Cholesterol screening for healthy adults at no special risk of heart disease? A waste of time and money. Annual mammograms for women at average risk of breast cancer? Not worth it. Exercising solely because you think it will help you live longer? No way—far more important are your job satisfaction and socioeconomic position. Those are some of the controversial viewpoints Nortin Hadler airs in Worried Sick: A Prescription for Health in an Overtreated America. (Various experts disagree with him on those three points and others. The U.S. Preventive Services Task Force, for example, advises cholesterol screening in average-risk men over 35 and says there's "fair" evidence that mammography significantly cuts breast cancer mortality. And the U.S. government recommends 30 minutes of moderate aerobic exercise most days of the week.)
Hadler, a professor of medicine and microbiology and immunology at the University of North Carolina-Chapel Hill and an attending rheumatologist at that university's hospitals, is a longtime critic of what he calls the "culture of medicalization," which he says threatens to turn every malady into something that must be treated by doctors and every person into a patient.
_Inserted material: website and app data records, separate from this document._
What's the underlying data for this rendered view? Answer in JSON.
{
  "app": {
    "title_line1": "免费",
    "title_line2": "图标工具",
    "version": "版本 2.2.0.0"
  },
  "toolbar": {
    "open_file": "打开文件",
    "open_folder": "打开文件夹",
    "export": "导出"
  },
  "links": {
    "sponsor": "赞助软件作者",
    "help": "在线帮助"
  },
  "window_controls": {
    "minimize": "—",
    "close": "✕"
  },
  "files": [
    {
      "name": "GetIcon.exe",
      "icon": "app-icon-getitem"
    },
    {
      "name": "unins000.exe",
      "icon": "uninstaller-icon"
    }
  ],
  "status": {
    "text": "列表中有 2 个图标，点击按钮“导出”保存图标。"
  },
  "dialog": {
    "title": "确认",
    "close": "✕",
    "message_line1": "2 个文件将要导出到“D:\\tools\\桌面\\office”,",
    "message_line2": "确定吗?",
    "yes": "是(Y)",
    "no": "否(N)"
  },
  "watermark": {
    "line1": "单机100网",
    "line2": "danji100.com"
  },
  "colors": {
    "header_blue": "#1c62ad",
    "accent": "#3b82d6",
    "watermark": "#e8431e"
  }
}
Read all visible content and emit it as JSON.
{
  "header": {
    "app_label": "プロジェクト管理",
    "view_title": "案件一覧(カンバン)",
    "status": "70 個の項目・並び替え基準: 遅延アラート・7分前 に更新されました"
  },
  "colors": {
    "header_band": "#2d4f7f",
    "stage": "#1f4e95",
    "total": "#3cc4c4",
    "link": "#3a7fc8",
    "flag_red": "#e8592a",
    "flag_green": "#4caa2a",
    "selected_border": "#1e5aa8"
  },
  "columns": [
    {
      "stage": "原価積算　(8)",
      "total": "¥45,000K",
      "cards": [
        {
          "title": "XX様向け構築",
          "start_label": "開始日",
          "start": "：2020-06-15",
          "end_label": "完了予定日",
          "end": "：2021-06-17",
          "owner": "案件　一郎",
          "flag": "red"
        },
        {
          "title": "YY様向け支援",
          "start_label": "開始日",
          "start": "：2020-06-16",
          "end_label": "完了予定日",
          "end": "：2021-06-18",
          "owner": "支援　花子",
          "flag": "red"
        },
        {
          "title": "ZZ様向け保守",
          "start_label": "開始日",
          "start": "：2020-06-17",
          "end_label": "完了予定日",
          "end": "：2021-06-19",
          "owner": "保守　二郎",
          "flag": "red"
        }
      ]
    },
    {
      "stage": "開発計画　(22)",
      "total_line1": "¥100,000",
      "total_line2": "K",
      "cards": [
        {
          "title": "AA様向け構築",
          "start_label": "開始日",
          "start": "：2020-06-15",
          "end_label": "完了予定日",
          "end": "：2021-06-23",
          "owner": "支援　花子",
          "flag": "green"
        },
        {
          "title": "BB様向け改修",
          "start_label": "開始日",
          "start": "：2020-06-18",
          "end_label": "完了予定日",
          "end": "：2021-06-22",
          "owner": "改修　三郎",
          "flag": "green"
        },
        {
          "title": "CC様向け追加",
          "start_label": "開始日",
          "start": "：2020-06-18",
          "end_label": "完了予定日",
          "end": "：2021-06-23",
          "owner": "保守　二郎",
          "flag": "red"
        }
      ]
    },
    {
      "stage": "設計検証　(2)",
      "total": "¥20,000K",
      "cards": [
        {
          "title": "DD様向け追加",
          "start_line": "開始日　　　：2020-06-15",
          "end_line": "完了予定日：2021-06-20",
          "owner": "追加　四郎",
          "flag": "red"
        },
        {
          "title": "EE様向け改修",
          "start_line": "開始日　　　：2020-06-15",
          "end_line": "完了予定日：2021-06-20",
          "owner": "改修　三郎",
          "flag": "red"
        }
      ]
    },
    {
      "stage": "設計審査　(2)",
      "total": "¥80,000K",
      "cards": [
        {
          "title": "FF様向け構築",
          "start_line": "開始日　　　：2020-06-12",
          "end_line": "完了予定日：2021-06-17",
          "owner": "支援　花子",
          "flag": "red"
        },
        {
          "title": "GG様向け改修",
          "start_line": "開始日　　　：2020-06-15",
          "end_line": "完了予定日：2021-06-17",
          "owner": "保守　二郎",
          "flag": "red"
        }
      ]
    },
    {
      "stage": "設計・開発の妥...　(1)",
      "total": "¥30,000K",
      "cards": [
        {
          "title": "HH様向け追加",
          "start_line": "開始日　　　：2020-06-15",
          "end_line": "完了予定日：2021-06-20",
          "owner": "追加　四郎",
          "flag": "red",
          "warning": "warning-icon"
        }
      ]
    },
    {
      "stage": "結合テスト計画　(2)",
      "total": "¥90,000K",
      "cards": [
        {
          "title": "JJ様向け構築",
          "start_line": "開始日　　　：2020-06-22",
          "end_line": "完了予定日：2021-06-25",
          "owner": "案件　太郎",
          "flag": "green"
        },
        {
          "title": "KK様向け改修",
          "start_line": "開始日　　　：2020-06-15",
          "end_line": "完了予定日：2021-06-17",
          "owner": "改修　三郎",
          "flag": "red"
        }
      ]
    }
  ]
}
U.S. News talked to him about the issues he raises and how he interprets the research. Excerpts:
What's the crux of the problem?
We are the most medicalized of countries, with a belief that there's a technical or a biotechnical solution to all of our problems. Instead of demanding that solution, patients should demand a detailed explanation from doctors of the upsides and downsides of everything they suggest we do. There's this notion that we are all walking disasters waiting to happen, and yet the stories in the newspapers that talk about epidemics of heart disease, obesity, cancer, and diabetes are on the same page as stories talking about the graying of America. You say that humans probably have a natural lifespan of about 85 years, give or take several years, and that we should focus more on getting there in a functional state.
Yes. I care far less what kills me than when I die. I don't care how many diseases I have when I'm 85 as long as the journey was fulfilling. I write a lot about exercise and eating a healthy diet. A waste for everyone involved?
You don't want to be morbidly obese or feeble, but I don't mind if people are chunky or prefer reading to running. You want people to feel good in their own skin. How we set up a society to promote that sense of well-being is the key to the health of the public in a resource-advantaged country. To tell people who have been working in a factory all day that they should take the stairs and not the elevator is missing the point. I ride my bike because I love to. I wish every American had the time and resources to enjoy such recreational releases. Let's wade into the mammography morass. Why don't you think they're useful for women who aren't already at some higher risk of the disease?
The Malmö study followed thousands of Swedish women who had screening mammograms and thousands who did not. Screening did not save lives. You'd have to screen 250 people starting at age 55 to prevent one death from breast cancer, and for every one you save, you will be treating two unnecessarily for breast cancer that never would have killed them before something else did. As far as I'm concerned, one in 250 is too rare to measure reliably or to base a public health agenda on. As a screening modality, mammography is a terribly blunt instrument. I'd love to have a good test, but it isn't clear that there is one for breast cancer. So what's the alternative? Just wait for symptoms?
If you have a question—if you find a lump, or there's a peculiar shape to the nipple—go to the doctor and ask if you have something to worry about. In all likelihood, there won't be a lethal breast cancer. Proving that may start with a mammogram—a mammogram for diagnosis, not for screening. And what about colonoscopy, which we're urged to get once we turn 50? There's never been a trial that shows it saves lives, after all.